This weekend, my life purpose was reawakened. And it was important. I had the chance to not only attend, but also speak, at the inaugural WordCamp US in Philadelphia. But before we go there, let me share some related feelings. The first WordCamp was held in 2006 in SF and I was one of a few people […]
Ever have those times that you’d like to share a piece of media but have it start at a particular time? I did recently, and figured I’d share my solution.
It turns out, WordPress does not support this feature out of the box (though you could argue, theoretically, that it should).
If you’re in Baltimore and are a developer, or if you are in Baltimore and know someone who is a developer… Heck, if you’re in DC and are a developer or know a developer, we need you. (You can be to work in under an hour on the MARC train).Some of you know what I […]
Today, I went about setting up a local WordPress install for some development I am doing at work. The problem that existed is that I didn’t want to bring the database from the existing development server site into my local MySQL instance. It’s far too big. I figured this could be done via an SSH […]
For 7 years, I’ve been publishing these articles every time a new version of WordPress comes out. Since version 2.0. It’s been a long run. It began as a need to fill people in about new features in WordPress (and there were a lot in 2.0. There wasn’t anybody doing these at the time, and certainly WordPress wasn’t nearly as popular as it is now (22% of the internet is powered by WordPress).
But many more people have stepped up in recent releases and have started updating readers with new features and expectations. My job here is done. I’m passing the baton but really the baton has already been passed and I’m happy about that. This will be my final 10 things article. Thank you for sticking around and following along all these years.
On Wednesday (likely), December 5th, WordPress 3.5 will drop with all it’s gooey goodness. A BIG shoutout needs to go out to Andrew Nacin, the lead developer on 3.5, for project managing this release while also planning his wedding. And of course, all the other core contributors to this release (I, sadly, am not one this cycle).
Six years ago, the first WordCamp ever was held in SF and it became the launching point for many local regions and cities to continue the conversation, learning and educating around WordPress. It was always meant to be a hyper-local thing. Actually, as a correction, it was never meant to be a thing at all. It was meant to be a get-together of SF WordPress people.
WordPress 3.4 is around the corner. It’s currently beta4 which means a Release Candidate or three will be needed before it drops officially. If you want to test what’s out there now, the way to do that is through SVN. As usual, however, pre-release WordPress is not supported. As usual, however, I have been running trunk […]

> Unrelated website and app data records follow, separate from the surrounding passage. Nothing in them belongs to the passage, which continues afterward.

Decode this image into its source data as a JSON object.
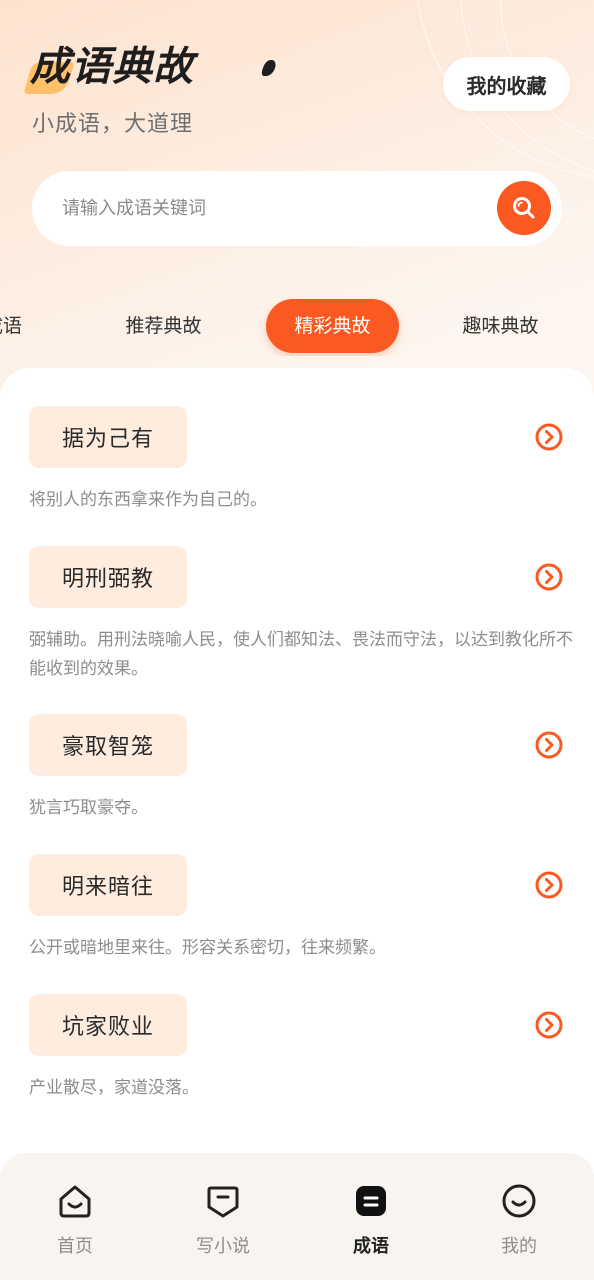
{
  "header": {
    "title": "成语典故",
    "subtitle": "小成语，大道理",
    "favorites_label": "我的收藏"
  },
  "search": {
    "placeholder": "请输入成语关键词",
    "icon": "search-icon"
  },
  "tabs": [
    {
      "label": "成语"
    },
    {
      "label": "推荐典故"
    },
    {
      "label": "精彩典故",
      "active": true
    },
    {
      "label": "趣味典故"
    }
  ],
  "idioms": [
    {
      "name": "据为己有",
      "desc": "将别人的东西拿来作为自己的。"
    },
    {
      "name": "明刑弼教",
      "desc": "弼辅助。用刑法晓喻人民，使人们都知法、畏法而守法，以达到教化所不能收到的效果。"
    },
    {
      "name": "豪取智笼",
      "desc": "犹言巧取豪夺。"
    },
    {
      "name": "明来暗往",
      "desc": "公开或暗地里来往。形容关系密切，往来频繁。"
    },
    {
      "name": "坑家败业",
      "desc": "产业散尽，家道没落。"
    }
  ],
  "bottom_nav": [
    {
      "label": "首页",
      "icon": "home-icon"
    },
    {
      "label": "写小说",
      "icon": "write-icon"
    },
    {
      "label": "成语",
      "icon": "idiom-icon",
      "active": true
    },
    {
      "label": "我的",
      "icon": "profile-icon"
    }
  ],
  "colors": {
    "accent": "#fa5a22",
    "chip_bg": "#feeddf",
    "title_highlight": "#ffc06a"
  }
}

A visual representation of wartime speeches by Presidents (As inspired by Thomas Hawk who compares speeches of candidates in a visual fashion). Click each image for full size. President Roosevelt went to Congress to ask for a Declaration of War, the last time any American President has followed Constitutional guidelines for such action. And President […]
Thank you for joining me again for this series on maintaing WordPress from subversion. We talked previously about creating an SVN repository and then about importing WordPress into the SVN repository. Today, we get into customizations. It does us no good to have an SVN repository with WordPress if we don’t change it to be […]
Last time, I talked to you a bit about setting up a clean subversion repository for your WordPress build. Today, I want to take that a step farther and help you bring WordPress into working copy and commit it into your repo.